Among the entries below, find the lines with the word "Kembali" and copy them.

Exercise material:
___

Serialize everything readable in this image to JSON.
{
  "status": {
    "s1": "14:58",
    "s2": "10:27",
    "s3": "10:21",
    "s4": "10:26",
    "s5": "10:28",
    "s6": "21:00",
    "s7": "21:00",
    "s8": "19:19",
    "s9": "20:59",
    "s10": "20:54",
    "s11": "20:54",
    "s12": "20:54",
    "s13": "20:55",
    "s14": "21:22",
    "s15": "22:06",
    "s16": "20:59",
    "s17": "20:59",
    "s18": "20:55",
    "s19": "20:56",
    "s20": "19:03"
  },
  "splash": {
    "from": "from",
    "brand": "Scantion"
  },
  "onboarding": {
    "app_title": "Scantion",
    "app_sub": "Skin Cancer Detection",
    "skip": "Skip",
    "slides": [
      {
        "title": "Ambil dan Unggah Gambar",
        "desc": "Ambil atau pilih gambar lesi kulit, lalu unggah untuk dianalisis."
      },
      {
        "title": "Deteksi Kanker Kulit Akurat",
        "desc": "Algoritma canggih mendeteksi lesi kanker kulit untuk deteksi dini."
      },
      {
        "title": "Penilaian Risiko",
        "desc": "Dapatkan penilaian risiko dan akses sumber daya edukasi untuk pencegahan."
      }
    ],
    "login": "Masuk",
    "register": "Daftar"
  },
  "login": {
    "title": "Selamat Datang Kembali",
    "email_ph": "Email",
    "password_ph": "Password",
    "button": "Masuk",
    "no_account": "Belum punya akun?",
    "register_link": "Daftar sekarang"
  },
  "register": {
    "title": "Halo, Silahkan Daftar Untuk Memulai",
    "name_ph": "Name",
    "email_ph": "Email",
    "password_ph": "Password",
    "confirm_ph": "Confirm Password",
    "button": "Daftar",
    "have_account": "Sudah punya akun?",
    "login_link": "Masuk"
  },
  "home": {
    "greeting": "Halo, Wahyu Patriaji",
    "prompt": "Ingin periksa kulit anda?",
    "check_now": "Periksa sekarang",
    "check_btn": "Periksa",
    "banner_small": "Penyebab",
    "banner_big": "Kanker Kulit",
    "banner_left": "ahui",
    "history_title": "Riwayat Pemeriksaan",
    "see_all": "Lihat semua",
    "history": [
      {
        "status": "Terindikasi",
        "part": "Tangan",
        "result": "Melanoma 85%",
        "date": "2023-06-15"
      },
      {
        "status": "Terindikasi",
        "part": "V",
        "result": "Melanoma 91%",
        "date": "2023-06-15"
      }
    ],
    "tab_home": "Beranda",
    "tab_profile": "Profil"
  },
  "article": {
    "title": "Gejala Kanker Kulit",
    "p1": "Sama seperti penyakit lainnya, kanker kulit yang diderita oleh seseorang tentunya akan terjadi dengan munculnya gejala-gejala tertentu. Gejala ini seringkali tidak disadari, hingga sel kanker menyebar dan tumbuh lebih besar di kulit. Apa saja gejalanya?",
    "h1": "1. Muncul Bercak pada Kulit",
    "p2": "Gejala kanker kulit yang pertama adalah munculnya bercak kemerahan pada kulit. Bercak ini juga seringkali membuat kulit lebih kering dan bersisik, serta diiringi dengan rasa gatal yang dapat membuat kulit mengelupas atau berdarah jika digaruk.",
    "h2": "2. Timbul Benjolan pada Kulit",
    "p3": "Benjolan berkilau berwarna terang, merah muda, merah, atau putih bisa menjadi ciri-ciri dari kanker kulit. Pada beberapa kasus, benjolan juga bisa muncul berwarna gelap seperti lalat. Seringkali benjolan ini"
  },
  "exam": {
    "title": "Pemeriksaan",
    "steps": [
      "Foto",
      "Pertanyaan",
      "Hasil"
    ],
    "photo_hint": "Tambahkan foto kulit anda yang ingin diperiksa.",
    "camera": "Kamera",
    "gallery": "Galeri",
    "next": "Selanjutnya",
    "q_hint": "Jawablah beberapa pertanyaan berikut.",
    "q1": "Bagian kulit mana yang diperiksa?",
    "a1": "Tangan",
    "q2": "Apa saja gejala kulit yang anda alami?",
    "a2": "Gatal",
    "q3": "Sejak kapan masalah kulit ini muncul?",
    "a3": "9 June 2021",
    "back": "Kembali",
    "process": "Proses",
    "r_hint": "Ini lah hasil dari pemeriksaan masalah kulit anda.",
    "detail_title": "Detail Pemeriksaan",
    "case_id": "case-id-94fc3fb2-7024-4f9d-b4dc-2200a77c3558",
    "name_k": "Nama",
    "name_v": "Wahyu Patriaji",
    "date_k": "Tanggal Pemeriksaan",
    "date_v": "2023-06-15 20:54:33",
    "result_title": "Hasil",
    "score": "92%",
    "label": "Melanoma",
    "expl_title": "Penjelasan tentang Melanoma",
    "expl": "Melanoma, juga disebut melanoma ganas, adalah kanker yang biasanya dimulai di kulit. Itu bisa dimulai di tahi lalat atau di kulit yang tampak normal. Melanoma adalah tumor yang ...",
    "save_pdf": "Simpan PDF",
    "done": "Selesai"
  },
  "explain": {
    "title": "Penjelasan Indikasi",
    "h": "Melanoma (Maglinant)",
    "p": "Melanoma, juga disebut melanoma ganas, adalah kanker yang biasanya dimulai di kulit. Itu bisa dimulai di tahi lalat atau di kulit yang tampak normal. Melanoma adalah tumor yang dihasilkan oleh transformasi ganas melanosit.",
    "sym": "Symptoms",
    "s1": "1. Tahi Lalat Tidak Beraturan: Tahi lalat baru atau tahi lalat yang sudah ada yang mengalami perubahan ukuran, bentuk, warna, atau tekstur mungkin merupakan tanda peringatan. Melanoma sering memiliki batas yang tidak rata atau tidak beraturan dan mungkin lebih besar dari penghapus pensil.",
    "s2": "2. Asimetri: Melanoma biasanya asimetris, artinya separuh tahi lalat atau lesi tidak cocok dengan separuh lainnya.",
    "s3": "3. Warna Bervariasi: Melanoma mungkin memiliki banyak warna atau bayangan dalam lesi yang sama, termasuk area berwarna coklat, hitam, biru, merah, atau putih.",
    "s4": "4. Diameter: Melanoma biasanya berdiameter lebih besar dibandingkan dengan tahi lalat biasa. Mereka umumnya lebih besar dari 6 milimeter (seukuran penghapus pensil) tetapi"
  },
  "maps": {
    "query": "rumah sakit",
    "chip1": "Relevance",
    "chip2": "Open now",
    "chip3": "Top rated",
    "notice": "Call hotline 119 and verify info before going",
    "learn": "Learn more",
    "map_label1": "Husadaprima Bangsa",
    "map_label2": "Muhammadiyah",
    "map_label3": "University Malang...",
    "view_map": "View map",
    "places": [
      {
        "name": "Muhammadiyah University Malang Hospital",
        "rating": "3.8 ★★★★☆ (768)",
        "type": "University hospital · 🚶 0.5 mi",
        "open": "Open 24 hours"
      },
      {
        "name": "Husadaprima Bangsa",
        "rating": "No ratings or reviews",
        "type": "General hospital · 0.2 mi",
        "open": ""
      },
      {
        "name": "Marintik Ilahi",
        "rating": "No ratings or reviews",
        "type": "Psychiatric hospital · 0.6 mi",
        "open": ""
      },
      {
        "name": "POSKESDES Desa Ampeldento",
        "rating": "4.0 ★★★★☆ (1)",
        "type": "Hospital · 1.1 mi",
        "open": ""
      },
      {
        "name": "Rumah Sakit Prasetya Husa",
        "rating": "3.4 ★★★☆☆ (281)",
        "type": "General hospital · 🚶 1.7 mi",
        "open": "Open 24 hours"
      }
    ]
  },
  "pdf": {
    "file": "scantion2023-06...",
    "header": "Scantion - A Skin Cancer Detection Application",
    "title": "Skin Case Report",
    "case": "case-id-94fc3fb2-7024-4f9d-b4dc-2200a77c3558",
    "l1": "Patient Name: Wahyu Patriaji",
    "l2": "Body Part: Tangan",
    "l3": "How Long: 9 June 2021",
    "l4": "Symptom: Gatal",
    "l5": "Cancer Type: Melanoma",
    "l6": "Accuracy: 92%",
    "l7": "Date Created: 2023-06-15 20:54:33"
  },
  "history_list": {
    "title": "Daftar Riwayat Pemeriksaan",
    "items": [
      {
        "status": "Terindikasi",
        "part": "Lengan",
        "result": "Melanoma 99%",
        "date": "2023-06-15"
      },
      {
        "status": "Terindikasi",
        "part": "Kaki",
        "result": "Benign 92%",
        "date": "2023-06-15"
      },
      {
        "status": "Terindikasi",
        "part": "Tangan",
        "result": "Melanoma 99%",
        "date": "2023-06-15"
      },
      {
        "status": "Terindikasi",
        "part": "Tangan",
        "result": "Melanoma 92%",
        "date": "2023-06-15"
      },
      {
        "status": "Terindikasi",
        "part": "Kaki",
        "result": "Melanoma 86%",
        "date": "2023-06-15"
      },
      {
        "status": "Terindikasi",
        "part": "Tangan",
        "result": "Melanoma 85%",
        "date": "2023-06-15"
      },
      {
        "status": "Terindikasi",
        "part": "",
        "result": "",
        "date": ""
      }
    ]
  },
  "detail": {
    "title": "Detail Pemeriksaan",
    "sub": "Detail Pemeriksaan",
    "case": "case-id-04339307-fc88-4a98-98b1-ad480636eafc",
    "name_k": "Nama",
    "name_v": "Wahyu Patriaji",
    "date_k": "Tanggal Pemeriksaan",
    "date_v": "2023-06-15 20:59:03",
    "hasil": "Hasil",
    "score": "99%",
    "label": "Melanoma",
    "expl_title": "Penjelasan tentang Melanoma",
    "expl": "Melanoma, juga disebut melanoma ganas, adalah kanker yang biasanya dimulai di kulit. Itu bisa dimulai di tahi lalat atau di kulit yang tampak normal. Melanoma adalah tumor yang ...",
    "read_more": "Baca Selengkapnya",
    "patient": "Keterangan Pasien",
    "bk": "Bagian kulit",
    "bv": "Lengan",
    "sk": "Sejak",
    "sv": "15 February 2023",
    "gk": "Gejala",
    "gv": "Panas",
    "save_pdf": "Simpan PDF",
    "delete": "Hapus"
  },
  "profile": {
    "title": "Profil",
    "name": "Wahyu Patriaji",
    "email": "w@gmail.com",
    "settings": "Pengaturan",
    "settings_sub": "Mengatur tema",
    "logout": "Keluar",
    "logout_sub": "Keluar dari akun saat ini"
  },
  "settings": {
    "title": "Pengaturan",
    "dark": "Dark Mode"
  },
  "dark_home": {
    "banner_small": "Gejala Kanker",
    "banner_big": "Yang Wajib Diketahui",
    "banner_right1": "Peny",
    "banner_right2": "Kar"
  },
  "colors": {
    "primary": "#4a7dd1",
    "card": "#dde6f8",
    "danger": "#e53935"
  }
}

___

Answer space:
    "title": "Selamat Datang Kembali",
    "back": "Kembali",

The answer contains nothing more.